When I attended the 2010 GPU programming conference hosted by NVIDIA I encounted Tidepowerd, which has a .NET library called GPU.NET for GPU programming.
GPU programming enables amazing performance improvements for certain types of code. Most GPU programming is done in C/C++, but Typepowerd lets you run code in .NET, simply marking any methods you want to run on the GPU with a [kernel] attribute:
private static void AddGpu(float a, float b, float c)
// Get the thread id and total number of threads
int ThreadId = BlockDimension.X * BlockIndex.X + ThreadIndex.X;
int TotalThreads = BlockDimension.X * GridDimension.X;
for (int ElementIndex = ThreadId; ElementIndex < a.Length; ElementIndex += TotalThreads)

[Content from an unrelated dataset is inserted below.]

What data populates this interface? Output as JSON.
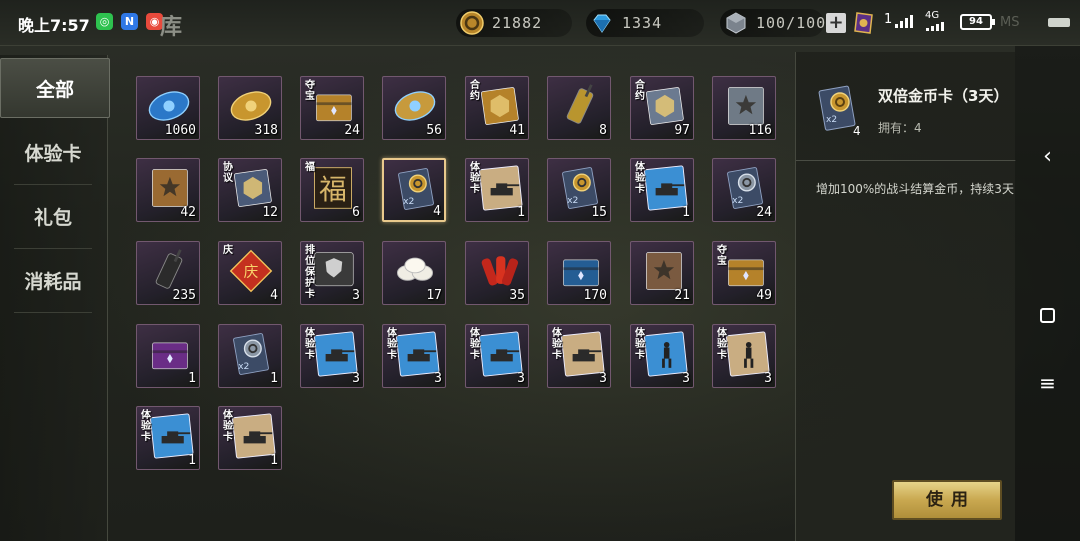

c[ElementIndex] = a[ElementIndex] + b[ElementIndex];
GPU.NET is now at version 2.0 and includes Visual Studio Error List and IntelliSense support. This is useful, since some C# code will not run on the GPU. Strings, for example, are not supported. Take a look at this article which lists .NET OpCodes that do not work in GPU.NET.
GPU.NET requires an NVIDIA GPU with CUDA support and a CUDA 3.0 driver. It can run on Mac and Linux using Mono, the open source implementation of .NET. In principle, GPU.NET could also work with AMD GPUs or others via a vendor-specific runtime:

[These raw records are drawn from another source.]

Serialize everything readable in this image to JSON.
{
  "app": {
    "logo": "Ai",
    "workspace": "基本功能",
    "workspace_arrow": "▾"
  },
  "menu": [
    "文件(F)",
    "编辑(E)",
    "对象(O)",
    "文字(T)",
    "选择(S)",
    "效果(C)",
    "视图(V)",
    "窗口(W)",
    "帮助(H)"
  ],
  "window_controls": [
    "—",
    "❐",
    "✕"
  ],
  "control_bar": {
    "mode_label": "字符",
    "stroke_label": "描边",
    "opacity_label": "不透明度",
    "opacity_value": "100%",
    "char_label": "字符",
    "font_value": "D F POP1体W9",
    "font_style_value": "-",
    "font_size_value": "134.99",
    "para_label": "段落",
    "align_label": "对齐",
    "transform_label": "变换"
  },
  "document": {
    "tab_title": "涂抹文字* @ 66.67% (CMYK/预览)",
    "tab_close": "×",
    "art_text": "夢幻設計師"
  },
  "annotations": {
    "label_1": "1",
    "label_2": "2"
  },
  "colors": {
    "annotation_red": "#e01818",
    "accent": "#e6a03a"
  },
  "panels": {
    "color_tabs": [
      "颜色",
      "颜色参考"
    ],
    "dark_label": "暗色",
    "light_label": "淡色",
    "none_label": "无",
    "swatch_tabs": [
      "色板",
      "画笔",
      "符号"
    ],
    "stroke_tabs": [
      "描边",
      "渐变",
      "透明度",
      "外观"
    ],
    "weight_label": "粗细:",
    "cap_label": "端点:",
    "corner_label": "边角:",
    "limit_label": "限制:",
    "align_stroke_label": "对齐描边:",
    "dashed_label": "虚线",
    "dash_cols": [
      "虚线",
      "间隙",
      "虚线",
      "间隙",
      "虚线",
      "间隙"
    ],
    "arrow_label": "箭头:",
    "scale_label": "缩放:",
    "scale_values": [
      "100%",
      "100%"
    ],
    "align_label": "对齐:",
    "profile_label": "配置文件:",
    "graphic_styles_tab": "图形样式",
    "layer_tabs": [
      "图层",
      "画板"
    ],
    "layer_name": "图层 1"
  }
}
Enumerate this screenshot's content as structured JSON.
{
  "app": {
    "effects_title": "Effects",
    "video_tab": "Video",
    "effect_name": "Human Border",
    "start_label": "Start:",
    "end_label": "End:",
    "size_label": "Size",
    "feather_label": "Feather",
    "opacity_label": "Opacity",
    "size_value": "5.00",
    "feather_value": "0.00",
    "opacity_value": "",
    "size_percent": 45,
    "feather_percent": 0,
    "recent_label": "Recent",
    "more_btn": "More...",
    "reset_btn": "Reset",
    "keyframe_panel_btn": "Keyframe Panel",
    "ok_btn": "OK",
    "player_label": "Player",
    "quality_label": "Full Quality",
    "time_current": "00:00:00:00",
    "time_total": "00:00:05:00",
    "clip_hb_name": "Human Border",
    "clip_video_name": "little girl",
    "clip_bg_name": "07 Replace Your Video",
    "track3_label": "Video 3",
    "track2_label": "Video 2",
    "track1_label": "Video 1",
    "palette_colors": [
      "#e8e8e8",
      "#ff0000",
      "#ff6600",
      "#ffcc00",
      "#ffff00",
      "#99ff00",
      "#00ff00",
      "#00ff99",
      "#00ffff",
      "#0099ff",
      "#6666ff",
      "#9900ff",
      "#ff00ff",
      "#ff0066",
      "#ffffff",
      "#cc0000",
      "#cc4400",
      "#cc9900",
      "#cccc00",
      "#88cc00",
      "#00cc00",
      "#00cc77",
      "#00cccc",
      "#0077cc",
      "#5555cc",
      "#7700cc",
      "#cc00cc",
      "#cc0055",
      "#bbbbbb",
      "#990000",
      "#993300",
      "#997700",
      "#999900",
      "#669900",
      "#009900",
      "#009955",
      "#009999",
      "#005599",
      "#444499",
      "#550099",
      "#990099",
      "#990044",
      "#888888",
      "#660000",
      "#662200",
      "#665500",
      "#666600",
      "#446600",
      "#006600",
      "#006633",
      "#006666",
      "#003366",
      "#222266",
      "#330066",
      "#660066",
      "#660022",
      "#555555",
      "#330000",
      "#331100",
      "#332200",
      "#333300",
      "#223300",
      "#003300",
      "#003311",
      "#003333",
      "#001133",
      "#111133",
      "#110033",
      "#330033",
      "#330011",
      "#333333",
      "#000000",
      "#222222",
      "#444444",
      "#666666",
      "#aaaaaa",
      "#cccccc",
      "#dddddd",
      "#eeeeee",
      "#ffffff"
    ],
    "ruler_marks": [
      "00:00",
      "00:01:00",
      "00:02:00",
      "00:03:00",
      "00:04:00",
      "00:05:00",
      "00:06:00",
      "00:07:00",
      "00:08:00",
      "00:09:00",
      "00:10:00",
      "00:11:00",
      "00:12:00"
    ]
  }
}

but the latest FAQ says:
Support for AMD devices is currently under development, and support for other hardware architectures will follow shortly.
Another limitation is support for multiple GPUs. If you want to do serious supercomputing relatively cheaply, stuffing a PC with a bunch of Tesla GPUs is a great way to do it, but currently GPU.NET only used one GPU per active thread as far as I can tell from this note:
The GPU.NET runtime includes a work-scheduling system which can distribute device method (“kernel”) calls to multiple GPUs in the system; at this time, this only works for applications which call device-based methods from multiple host threads using multiple CPU cores. In a future release, GPU.NET will be able to use multiple GPUs to execute a single method call.
I doubt that GPU.NET or other .NET libraries will ever compete with C/C++ for performance, but ease of use and productivity count for a lot too. Potentially GPU.NET could bring GPU programming to the broad range of .NET developers.